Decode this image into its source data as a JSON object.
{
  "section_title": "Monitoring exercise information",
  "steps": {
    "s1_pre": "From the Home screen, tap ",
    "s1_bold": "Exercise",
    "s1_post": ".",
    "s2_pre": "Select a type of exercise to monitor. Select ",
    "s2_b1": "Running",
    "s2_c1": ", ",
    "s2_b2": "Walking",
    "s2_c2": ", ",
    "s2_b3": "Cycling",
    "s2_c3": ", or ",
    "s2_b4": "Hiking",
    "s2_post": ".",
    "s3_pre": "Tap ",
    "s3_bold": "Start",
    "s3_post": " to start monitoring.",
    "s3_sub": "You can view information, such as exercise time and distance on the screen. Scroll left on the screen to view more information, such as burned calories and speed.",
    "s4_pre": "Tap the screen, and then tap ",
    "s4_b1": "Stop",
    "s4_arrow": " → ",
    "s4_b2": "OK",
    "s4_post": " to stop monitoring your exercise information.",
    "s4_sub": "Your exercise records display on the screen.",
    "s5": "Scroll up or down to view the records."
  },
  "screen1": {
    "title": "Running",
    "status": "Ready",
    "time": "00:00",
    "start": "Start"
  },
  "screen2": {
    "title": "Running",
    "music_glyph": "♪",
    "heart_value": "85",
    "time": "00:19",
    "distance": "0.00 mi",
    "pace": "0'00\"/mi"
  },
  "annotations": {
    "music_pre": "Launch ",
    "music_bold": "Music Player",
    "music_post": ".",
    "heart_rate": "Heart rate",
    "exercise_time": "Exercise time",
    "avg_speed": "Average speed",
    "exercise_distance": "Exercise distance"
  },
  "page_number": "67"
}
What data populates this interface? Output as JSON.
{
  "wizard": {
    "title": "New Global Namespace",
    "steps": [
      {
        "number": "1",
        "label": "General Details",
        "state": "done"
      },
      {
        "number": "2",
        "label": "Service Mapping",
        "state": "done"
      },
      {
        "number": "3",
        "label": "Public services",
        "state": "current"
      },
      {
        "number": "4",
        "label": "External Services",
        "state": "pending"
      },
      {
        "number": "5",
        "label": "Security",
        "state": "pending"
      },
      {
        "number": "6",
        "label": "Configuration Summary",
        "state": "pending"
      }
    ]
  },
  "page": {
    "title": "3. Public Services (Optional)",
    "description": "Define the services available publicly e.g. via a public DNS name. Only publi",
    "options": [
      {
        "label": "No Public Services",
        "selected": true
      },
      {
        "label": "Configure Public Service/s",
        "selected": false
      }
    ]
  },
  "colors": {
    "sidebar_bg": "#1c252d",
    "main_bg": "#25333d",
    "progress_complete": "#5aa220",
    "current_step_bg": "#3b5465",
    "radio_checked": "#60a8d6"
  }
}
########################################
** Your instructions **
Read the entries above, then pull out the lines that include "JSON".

** Answer area **
Decode this image into its source data as a JSON object.
What data populates this interface? Output as JSON.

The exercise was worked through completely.